EXERCISE OBJECTIVE:
Copy out each line of the data that holds the string "label".

DATA PROVIDED:
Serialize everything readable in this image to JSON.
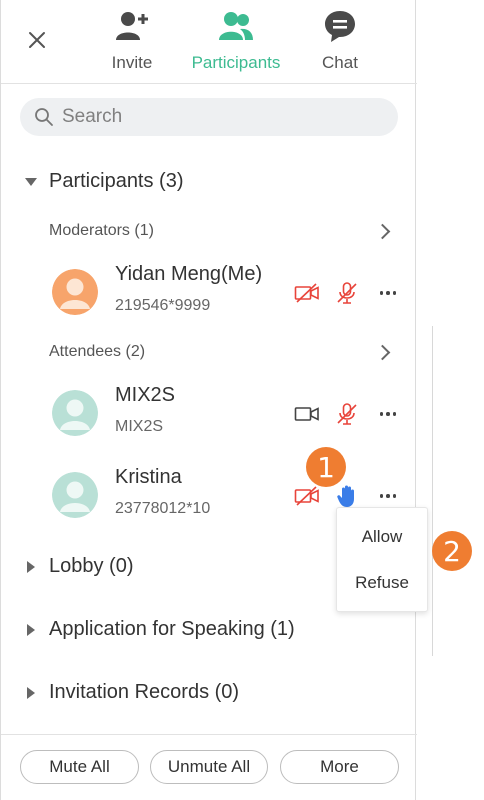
{
  "header": {
    "tabs": [
      {
        "label": "Invite",
        "icon": "add-user-icon"
      },
      {
        "label": "Participants",
        "icon": "participants-icon",
        "active": true
      },
      {
        "label": "Chat",
        "icon": "chat-icon"
      }
    ]
  },
  "search": {
    "placeholder": "Search"
  },
  "participants_section": {
    "label": "Participants (3)"
  },
  "moderators": {
    "label": "Moderators (1)"
  },
  "attendees": {
    "label": "Attendees (2)"
  },
  "rows": [
    {
      "name": "Yidan Meng(Me)",
      "id": "219546*9999",
      "avatar_color": "#f7a46b",
      "camera": "off",
      "mic": "off"
    },
    {
      "name": "MIX2S",
      "id": "MIX2S",
      "avatar_color": "#b9e0d6",
      "camera": "on",
      "mic": "off"
    },
    {
      "name": "Kristina",
      "id": "23778012*10",
      "avatar_color": "#b9e0d6",
      "camera": "off",
      "hand": "raised"
    }
  ],
  "context_menu": {
    "allow": "Allow",
    "refuse": "Refuse"
  },
  "callouts": [
    "1",
    "2"
  ],
  "sections": {
    "lobby": "Lobby (0)",
    "speaking": "Application for Speaking (1)",
    "invitations": "Invitation Records (0)"
  },
  "footer": {
    "mute_all": "Mute All",
    "unmute_all": "Unmute All",
    "more": "More"
  },
  "colors": {
    "accent": "#3dbb91",
    "danger": "#e8443a",
    "hand": "#3a7de8",
    "callout": "#ef7d31"
  }
}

SOLUTION:
        "label": "Invite",
        "label": "Participants",
        "label": "Chat",
    "label": "Participants (3)"
    "label": "Moderators (1)"
    "label": "Attendees (2)"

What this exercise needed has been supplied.